Development of a Joint Venture Between UTMB and Galveston College to Train Clinical Research Coordinators
William J. Calhoun, MD
A critical shortage of Clinical Research Coordinators hampers clinical and translational research at UTMB. To increase the availability of well-educated and trained CRCs, this joint venture with Galveston College will support the development of a one-year curriculum and class to prepare candidates to take and pass one of two national certification examinations. Scholarship funds for interested students also will be made available through this program.
Wall of Heroes – Organ Donor Memorial/Recognition
To celebrate those who have given the gift of life at UTMB, an engravable metal tree sculpture will be installed to recognize organ donors. Donors from the past five years will be recognized by name on individual leaves of the metal sculpture; the names and dates of prior donors will be displayed on a digital frame next to the sculpture. It is hoped this memorial will subtly encourage potential donors and honor those who have given of so unselfishly of themselves.
Community Hands at St. Vincent’s Student Clinic
David Darrow, Fourth-Year Medical Student
Walter J. Meyer, III, MD
In an effort to lower the no-show rate and improve the management and coordination of patients at St. Vincent’s Clinic, this program will create a Community Health Worker position. The CHW will be trained to effectively coordinate and follow patients and, with the help of medical students, facilitate basic health disease management classes. A member of the community will be chosen for this position in order to minimize social and cultural barriers, which will allow root-cause analysis on lack of follow-up to easily take place.
Sight to the Blind
Gibran Khurshid, MD
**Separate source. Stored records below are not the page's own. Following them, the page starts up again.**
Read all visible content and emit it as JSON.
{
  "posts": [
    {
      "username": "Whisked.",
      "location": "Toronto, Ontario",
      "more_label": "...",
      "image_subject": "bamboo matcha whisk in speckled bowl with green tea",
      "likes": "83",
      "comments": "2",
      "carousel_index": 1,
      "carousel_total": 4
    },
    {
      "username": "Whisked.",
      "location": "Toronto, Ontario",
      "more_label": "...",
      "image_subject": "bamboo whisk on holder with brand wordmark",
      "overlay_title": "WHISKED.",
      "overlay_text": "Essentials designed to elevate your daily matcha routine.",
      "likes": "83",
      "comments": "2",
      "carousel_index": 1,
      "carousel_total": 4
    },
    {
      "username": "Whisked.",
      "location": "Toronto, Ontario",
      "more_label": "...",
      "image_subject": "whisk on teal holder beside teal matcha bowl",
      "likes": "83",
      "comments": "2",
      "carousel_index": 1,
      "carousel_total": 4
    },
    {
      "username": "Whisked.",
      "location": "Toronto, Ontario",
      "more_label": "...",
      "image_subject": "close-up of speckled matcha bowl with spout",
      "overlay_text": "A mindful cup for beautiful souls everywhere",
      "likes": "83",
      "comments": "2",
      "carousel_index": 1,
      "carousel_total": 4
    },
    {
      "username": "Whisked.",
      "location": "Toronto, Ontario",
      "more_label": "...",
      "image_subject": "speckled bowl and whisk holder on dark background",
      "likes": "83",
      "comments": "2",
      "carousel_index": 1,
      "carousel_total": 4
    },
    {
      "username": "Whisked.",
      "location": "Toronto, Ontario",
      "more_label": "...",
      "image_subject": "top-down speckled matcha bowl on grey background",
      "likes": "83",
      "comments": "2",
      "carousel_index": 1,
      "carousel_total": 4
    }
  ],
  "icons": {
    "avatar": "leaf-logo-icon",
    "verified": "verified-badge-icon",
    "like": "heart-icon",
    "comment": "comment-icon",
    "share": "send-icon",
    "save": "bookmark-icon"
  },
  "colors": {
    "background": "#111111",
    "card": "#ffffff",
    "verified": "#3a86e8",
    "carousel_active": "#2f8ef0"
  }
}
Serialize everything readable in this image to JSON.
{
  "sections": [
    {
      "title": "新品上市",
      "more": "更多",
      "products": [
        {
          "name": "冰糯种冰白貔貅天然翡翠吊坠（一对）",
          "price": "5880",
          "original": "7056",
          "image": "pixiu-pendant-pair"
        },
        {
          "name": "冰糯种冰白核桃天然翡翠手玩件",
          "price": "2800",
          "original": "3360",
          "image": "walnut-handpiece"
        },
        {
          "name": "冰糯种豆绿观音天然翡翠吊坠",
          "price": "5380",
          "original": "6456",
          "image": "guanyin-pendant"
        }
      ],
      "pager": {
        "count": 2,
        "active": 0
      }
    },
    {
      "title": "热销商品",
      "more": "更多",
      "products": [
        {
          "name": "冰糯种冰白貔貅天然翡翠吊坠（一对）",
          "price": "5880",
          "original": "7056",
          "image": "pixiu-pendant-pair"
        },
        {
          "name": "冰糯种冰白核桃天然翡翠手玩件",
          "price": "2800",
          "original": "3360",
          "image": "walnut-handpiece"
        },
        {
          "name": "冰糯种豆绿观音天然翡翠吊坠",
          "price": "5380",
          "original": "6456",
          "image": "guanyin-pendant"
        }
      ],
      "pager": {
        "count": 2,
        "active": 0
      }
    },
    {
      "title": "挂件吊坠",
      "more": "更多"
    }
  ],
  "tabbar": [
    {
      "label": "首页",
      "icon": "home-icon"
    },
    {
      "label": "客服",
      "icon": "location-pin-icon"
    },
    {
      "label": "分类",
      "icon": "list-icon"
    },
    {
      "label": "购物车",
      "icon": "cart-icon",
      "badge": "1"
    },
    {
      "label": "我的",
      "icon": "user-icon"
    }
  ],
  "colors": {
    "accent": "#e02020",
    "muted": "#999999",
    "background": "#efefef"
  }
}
The most common irreversible cause of blindness, diabetic retinopathy, is a prevalent condition in our community. To optimize ophthalmic care to Galveston County residents, this award will outfit the St. Vincent’s Eye Clinic with the tools and medicine necessary to treat the disease or perform surgery at no cost to economically disadvantaged patients.